Master Gardener Program in Sheboygan County 2016

The Master Gardener Program in Sheboygan County started in 1988. Over 397 people have been trained since that time, and there are currently 66 certified Master Gardener Volunteers (MGVs) for 2017. The UW-Extension Educator facilitating the MG Program is Agriculture Agent Mike Ballweg.

Volunteer Service in 2016

Youth Education 120 hours
Adult Education 223 hours
Support 4142 hours
Total 4485 hours

Since 2000: 64,251 hours at a value of over $1,204,572

* using the current estimated dollar value of volunteer time in Wisconsin of $22.48 per hour, from Independent Sector. Cumulative value based on previous annual estimates.

mg-footer-logoWhere you can find activities by MGVs

  • Bookworm Gardens, UW-Sheboygan
  • Generations, Plymouth
  • John Michael Kohler Arts Center
  • Kohler Andre State Park, Town of Wilson
  • Marsh Park Tower, Elkhart Lake
  • Plymouth Art Center, Plymouth
  • A Closer Look on Community TV
  • UW Sheboygan Campus, Sheboygan

Delivering Educational Programs

The MGV Education Committee developed an extensive offering of educational programs reaching more than 300 people. Eight programs ranged from bus trips to presentations about phenology, beekeeping and perennial plant communities.

Garden Engages Kids in Plants and Reading
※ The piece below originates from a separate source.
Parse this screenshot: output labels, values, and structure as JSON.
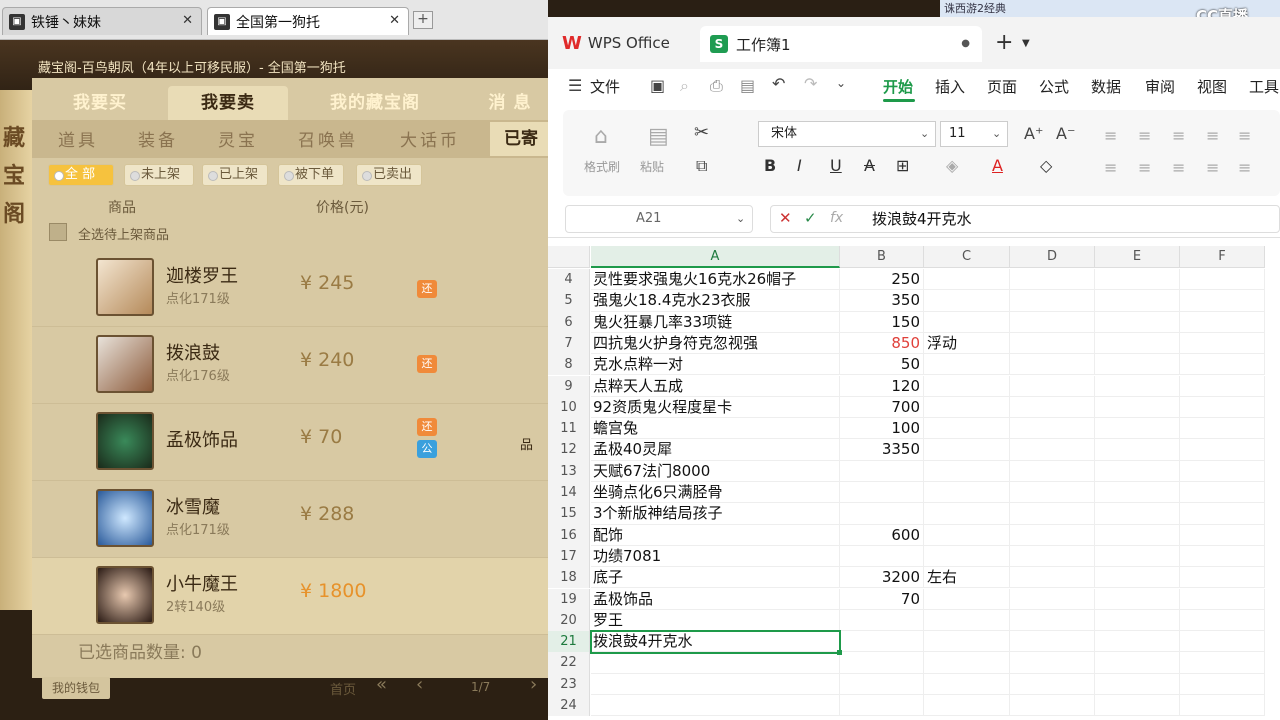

Bookworm Gardens, a free, two-acre, public garden supported by MGVs, is really many smaller gardens— each one based on classic children’s stories. The books that inspire each garden are laminated and available nearby, where visitors are encouraged to read them with their children. From the Hansel and Gretel Learning Cottage to the Charlotte’s Web barn and vegetable garden, children (and adults) are transported into the world of books, plants and gardens. MGVs help maintain the storybook gardens, play storybook characters, and serve in leadership positions on the Bookworm Gardens Board.

Enhancing End of Life Patient’s Well-being

The Sharon S. Richardson Community Hospice accepts end of life patients regardless of their ability to pay. An integral part of the Hospice’s philosophy is that patients and their families find peace, tranquility and healing when surrounded by the beautiful things in nature. MGVs have been enhancing the landscape and aesthetics of the hospice grounds (nurturing the rose garden and planting 500 daffodil bulbs) and have introduced the concept of “horticultural therapy”. The beautiful flower gardens provide an environment that creates tranquility and healing to enhance the well-being of patients, their caregivers and the hospice staff.

volunteers posing in garden